WHAT THE TASK ASKS: Repeat exactly the lines from the one containing "Extract the structured" through the last line of the records below, both included, and nothing else.
---
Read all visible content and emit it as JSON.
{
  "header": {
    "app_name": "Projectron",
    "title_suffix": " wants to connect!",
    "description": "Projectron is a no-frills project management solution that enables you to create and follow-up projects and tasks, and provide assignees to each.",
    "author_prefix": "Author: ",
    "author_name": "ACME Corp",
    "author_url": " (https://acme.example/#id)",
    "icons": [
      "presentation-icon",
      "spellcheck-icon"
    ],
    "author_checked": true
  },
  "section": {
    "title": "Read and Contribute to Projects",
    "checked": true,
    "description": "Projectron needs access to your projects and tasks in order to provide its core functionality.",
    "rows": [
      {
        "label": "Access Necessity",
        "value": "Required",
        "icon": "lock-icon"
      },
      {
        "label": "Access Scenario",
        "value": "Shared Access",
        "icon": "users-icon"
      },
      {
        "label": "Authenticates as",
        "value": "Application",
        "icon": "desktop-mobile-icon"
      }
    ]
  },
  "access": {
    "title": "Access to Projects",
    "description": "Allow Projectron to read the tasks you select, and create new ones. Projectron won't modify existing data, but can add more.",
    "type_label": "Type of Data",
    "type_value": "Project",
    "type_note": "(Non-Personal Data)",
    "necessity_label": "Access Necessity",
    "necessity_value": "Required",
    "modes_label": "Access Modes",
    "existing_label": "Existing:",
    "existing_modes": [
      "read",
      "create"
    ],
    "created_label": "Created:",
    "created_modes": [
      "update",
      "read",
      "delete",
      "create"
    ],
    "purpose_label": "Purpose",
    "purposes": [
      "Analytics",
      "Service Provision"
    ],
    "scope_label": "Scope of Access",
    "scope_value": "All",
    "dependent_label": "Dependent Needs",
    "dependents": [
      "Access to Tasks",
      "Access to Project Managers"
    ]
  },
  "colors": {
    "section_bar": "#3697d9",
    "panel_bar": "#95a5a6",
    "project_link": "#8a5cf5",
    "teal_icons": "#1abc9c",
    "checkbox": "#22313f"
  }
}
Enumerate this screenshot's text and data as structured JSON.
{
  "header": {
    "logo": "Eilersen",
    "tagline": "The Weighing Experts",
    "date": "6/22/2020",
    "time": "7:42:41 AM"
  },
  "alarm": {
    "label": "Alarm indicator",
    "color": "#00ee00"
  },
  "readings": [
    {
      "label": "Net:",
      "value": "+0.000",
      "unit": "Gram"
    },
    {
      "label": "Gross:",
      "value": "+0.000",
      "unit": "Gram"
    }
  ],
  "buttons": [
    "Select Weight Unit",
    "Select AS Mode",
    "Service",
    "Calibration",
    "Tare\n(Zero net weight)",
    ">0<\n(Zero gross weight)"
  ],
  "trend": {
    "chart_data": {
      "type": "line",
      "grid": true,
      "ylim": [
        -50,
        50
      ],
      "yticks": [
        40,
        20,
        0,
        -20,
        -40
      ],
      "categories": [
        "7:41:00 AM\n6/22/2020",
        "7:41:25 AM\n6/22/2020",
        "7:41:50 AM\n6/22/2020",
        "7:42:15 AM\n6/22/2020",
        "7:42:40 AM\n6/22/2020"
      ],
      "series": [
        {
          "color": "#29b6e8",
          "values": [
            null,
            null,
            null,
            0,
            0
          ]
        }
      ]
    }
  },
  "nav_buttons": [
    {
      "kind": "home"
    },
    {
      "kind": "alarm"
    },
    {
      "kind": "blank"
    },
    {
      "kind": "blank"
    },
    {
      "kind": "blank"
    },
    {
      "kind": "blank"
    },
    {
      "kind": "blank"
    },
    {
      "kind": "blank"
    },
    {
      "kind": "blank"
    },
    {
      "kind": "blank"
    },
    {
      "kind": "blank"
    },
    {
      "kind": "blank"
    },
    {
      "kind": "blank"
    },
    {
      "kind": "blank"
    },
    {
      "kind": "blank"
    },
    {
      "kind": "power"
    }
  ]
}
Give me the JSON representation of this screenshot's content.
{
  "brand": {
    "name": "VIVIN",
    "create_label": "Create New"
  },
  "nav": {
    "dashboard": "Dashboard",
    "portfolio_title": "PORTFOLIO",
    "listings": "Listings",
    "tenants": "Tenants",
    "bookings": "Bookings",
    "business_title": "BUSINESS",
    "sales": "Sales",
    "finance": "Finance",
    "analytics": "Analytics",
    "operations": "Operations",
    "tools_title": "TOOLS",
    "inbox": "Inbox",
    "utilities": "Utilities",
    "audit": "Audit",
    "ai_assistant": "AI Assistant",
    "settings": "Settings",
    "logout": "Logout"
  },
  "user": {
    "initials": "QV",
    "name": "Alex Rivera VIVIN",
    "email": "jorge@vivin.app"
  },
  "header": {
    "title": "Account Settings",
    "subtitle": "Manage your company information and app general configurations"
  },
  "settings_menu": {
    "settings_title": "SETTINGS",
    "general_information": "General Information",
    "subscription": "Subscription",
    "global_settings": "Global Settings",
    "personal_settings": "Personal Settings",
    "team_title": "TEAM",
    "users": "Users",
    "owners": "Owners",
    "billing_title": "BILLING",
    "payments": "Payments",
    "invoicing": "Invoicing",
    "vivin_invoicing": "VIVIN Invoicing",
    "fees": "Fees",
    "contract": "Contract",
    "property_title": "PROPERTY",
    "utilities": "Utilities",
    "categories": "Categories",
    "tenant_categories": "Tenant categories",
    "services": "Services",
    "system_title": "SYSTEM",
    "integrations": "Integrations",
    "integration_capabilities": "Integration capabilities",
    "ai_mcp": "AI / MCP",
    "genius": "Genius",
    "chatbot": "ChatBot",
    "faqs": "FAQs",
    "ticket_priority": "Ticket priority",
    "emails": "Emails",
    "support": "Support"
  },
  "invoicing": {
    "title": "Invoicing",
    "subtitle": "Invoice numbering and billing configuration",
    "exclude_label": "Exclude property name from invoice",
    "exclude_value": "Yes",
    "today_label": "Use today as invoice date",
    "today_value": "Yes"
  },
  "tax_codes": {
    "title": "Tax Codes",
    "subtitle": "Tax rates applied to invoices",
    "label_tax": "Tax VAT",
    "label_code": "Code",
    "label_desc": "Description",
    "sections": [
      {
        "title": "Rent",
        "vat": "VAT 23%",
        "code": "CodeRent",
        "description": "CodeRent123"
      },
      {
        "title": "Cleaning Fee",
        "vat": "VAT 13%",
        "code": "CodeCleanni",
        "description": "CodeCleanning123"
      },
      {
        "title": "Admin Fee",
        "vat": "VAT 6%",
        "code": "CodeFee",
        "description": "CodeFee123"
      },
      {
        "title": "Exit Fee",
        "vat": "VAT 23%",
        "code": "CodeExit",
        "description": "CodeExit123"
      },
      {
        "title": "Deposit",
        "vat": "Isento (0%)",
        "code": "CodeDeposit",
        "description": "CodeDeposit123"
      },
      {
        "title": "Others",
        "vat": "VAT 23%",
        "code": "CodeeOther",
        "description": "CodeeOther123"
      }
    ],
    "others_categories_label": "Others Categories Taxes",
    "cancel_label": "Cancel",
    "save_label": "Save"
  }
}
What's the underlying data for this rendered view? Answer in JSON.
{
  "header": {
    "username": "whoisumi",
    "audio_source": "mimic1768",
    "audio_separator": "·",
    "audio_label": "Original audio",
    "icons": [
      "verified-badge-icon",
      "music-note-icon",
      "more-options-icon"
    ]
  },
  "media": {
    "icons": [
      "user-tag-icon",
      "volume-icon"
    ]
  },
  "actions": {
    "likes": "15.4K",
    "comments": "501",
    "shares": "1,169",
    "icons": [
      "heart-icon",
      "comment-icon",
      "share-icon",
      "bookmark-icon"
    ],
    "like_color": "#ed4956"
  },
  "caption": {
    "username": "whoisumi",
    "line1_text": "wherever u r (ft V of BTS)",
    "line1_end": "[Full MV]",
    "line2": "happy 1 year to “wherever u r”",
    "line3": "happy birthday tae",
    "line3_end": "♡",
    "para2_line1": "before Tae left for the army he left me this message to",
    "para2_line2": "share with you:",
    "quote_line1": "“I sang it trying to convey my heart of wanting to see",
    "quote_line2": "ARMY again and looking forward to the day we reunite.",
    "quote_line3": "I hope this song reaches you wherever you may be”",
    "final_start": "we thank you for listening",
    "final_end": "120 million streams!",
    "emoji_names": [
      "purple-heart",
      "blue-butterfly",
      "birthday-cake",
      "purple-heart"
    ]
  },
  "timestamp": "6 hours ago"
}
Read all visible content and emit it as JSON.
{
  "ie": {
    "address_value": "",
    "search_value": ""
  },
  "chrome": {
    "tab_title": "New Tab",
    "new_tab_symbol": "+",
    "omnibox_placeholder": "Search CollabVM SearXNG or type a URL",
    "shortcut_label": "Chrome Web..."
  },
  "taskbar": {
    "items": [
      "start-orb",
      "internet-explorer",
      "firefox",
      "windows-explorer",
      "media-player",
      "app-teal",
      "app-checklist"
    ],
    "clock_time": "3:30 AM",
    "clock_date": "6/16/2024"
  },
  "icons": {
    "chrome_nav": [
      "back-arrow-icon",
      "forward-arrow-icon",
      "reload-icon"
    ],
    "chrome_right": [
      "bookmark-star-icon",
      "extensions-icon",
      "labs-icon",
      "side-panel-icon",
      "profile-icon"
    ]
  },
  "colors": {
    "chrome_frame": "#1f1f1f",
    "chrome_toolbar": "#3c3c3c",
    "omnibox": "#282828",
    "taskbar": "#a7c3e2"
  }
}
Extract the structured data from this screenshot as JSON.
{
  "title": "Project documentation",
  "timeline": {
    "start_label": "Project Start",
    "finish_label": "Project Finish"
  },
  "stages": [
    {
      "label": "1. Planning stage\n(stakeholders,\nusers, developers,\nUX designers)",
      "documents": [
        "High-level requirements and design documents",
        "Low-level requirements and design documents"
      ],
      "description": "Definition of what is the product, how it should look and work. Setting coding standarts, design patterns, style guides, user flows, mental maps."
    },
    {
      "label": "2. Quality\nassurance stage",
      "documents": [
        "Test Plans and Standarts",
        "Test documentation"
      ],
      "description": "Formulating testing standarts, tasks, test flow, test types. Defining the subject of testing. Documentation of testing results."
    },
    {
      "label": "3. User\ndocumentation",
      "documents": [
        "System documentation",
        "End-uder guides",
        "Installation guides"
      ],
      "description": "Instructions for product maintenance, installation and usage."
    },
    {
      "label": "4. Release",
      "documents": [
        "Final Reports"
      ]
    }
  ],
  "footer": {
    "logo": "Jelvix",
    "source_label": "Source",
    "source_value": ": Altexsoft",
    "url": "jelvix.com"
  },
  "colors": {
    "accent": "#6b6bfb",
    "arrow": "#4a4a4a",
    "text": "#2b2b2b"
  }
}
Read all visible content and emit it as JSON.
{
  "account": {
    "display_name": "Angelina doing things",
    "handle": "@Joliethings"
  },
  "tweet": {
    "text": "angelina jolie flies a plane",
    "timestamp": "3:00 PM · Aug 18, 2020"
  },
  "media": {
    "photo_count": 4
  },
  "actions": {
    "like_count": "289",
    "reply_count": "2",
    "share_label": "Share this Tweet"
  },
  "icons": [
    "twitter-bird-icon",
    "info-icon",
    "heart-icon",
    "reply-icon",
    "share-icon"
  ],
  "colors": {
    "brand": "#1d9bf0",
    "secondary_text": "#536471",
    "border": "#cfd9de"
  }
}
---
RESULT:
Extract the structured data from this screenshot as JSON.
{
  "title": "Project documentation",
  "timeline": {
    "start_label": "Project Start",
    "finish_label": "Project Finish"
  },
  "stages": [
    {
      "label": "1. Planning stage\n(stakeholders,\nusers, developers,\nUX designers)",
      "documents": [
        "High-level requirements and design documents",
        "Low-level requirements and design documents"
      ],
      "description": "Definition of what is the product, how it should look and work. Setting coding standarts, design patterns, style guides, user flows, mental maps."
    },
    {
      "label": "2. Quality\nassurance stage",
      "documents": [
        "Test Plans and Standarts",
        "Test documentation"
      ],
      "description": "Formulating testing standarts, tasks, test flow, test types. Defining the subject of testing. Documentation of testing results."
    },
    {
      "label": "3. User\ndocumentation",
      "documents": [
        "System documentation",
        "End-uder guides",
        "Installation guides"
      ],
      "description": "Instructions for product maintenance, installation and usage."
    },
    {
      "label": "4. Release",
      "documents": [
        "Final Reports"
      ]
    }
  ],
  "footer": {
    "logo": "Jelvix",
    "source_label": "Source",
    "source_value": ": Altexsoft",
    "url": "jelvix.com"
  },
  "colors": {
    "accent": "#6b6bfb",
    "arrow": "#4a4a4a",
    "text": "#2b2b2b"
  }
}
Read all visible content and emit it as JSON.
{
  "account": {
    "display_name": "Angelina doing things",
    "handle": "@Joliethings"
  },
  "tweet": {
    "text": "angelina jolie flies a plane",
    "timestamp": "3:00 PM · Aug 18, 2020"
  },
  "media": {
    "photo_count": 4
  },
  "actions": {
    "like_count": "289",
    "reply_count": "2",
    "share_label": "Share this Tweet"
  },
  "icons": [
    "twitter-bird-icon",
    "info-icon",
    "heart-icon",
    "reply-icon",
    "share-icon"
  ],
  "colors": {
    "brand": "#1d9bf0",
    "secondary_text": "#536471",
    "border": "#cfd9de"
  }
}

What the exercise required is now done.